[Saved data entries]
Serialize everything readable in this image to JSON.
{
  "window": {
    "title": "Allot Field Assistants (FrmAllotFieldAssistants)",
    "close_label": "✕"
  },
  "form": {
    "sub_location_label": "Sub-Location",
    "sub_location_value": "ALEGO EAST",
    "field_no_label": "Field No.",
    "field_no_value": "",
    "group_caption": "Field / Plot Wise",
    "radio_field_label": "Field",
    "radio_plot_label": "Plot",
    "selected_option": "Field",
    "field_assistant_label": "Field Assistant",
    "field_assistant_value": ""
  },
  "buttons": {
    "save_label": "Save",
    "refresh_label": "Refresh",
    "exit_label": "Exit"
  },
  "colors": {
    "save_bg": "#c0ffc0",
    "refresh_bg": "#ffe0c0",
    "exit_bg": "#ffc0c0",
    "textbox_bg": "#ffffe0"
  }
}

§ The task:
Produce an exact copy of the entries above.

§ Reply to the exercise:
Serialize everything readable in this image to JSON.
{
  "window": {
    "title": "Allot Field Assistants (FrmAllotFieldAssistants)",
    "close_label": "✕"
  },
  "form": {
    "sub_location_label": "Sub-Location",
    "sub_location_value": "ALEGO EAST",
    "field_no_label": "Field No.",
    "field_no_value": "",
    "group_caption": "Field / Plot Wise",
    "radio_field_label": "Field",
    "radio_plot_label": "Plot",
    "selected_option": "Field",
    "field_assistant_label": "Field Assistant",
    "field_assistant_value": ""
  },
  "buttons": {
    "save_label": "Save",
    "refresh_label": "Refresh",
    "exit_label": "Exit"
  },
  "colors": {
    "save_bg": "#c0ffc0",
    "refresh_bg": "#ffe0c0",
    "exit_bg": "#ffc0c0",
    "textbox_bg": "#ffffe0"
  }
}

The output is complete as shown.